It’s been over fifty years since the real-time game sonification of Reunion, wherein a match between John Cage and Marcel Duchamp on a chess-board-as-audio-switch device built by Lowell Cross premiered in Toronto. In researching this assignment I discovered a number of (non-realtime) chess notation sonification projects which have been developed, both as personal projects and in academia, but they seem to struggle with many of the elements I did (parameter recording and data manipulation) and are fairly limited in the music they can output. With its 21 unique polyominoes and 14×14 grid, Blokus Duo offers quite a bit more possibilities for parametric mapping. I can imagine a future iteration of these ideas involving a sophisticated screen-scraping application to allow for real-time capture and sharing of data from matches. Additionally a system could be designed to ingest that data-stream and either interface with hardware or software instruments (via OSC or MIDI) or to produce sounds directly (using Supercollider or Max/MSP).
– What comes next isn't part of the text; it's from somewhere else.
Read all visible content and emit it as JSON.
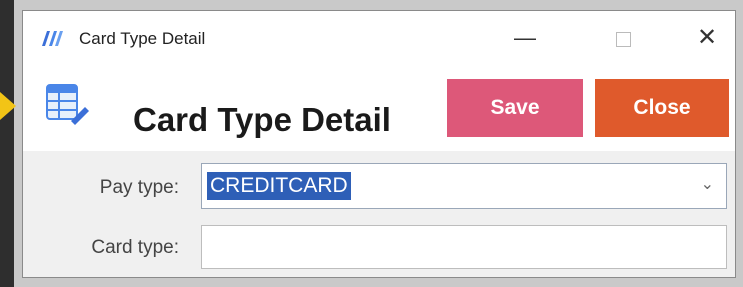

Program Note

Pat McMaster – duedo21

2020, duration: 5‘17“

21 equal temperament electroacoustic composition for eight-channels. Sound parameters and spatialisation directed through sonification of data captured from five matches of the board game Blokus Duo played between the composer and an artificial intelligence.

Keywords: artificial intelligence, sonification, collaborative, duo, computer-assisted, improvisation, multichannel, surround, octophonic, microtonal, 21-EDO, 21-TET, equal temperament, alternate tuning, board games 

To download a multichannel version of this composition, please get in touch.